From the physical culture of young surfers from the sunny beaches of California emerged not to long ago a new phenomenon called “ bodybuilding”.  It was new, to only want to look strong and not compete for strength, like by example weightlifting. Bodybuilding received a major boost with the arrival of Arnold and Franco, who were contracted directly by Weider, the then wannabe rich and the wannabe famous.

It was for the first bodybuilders and competitive athletes, especially the weightlifters at that time, a whole gamble when they popped their first little, blue Dianabol tablet in their throat,   and later when they first started to inject muscle-enhancing substances, mainly testosterone derivatives, in the upper outer quarter of their buttock.

Since its first official competition in 1977, which featured contestants sporting high heels, female bodybuilding has been a hotbed of gender-related controversy. From the start the female input had a faithful audience.
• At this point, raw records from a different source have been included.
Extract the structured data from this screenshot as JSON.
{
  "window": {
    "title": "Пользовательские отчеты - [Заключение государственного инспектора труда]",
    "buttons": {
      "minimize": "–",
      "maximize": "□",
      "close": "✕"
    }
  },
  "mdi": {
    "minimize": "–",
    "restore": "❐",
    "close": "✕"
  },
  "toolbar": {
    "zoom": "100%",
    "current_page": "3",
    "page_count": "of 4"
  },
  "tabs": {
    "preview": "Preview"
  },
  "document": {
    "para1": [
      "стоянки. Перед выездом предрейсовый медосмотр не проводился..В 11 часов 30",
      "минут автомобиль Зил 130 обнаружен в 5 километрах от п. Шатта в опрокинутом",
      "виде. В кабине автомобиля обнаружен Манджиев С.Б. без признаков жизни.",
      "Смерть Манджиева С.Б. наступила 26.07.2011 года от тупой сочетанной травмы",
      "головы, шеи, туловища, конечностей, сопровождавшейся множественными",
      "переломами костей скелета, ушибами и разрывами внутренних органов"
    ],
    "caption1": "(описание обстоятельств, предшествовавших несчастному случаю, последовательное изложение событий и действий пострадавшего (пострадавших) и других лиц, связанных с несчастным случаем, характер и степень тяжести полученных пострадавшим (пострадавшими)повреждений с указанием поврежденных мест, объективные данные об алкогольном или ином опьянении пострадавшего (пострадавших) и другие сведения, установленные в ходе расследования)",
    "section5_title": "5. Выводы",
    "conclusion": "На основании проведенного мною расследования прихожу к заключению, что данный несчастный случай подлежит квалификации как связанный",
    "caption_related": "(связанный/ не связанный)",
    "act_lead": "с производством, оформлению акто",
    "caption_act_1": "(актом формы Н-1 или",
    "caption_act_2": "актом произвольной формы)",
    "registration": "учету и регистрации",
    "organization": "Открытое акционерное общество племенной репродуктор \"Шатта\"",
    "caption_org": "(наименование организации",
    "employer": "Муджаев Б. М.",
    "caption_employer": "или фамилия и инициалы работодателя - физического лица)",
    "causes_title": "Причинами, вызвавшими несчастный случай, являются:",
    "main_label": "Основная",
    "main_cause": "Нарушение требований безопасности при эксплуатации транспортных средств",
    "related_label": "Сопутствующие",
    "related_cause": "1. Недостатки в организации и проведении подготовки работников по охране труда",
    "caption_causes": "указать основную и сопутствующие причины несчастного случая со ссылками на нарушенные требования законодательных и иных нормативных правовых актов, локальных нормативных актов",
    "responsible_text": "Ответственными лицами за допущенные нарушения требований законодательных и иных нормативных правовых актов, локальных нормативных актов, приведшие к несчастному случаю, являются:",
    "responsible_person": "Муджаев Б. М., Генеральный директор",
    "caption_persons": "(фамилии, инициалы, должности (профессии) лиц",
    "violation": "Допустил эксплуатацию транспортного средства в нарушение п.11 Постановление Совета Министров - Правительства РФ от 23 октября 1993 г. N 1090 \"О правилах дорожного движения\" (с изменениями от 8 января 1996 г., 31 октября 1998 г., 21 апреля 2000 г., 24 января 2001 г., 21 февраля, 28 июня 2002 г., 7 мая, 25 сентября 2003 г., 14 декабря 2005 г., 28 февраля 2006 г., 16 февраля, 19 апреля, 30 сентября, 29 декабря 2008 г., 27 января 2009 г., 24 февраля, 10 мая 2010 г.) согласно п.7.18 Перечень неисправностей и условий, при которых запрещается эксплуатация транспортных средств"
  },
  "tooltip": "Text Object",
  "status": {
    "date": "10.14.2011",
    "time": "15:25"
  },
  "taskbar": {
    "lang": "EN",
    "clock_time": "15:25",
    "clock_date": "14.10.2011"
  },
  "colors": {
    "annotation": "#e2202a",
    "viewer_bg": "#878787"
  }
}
Female bodybuilding gained popularity in the early 1980’s, took a dark turn into the 1990’s with a rampant drug use breading masculine female physiques.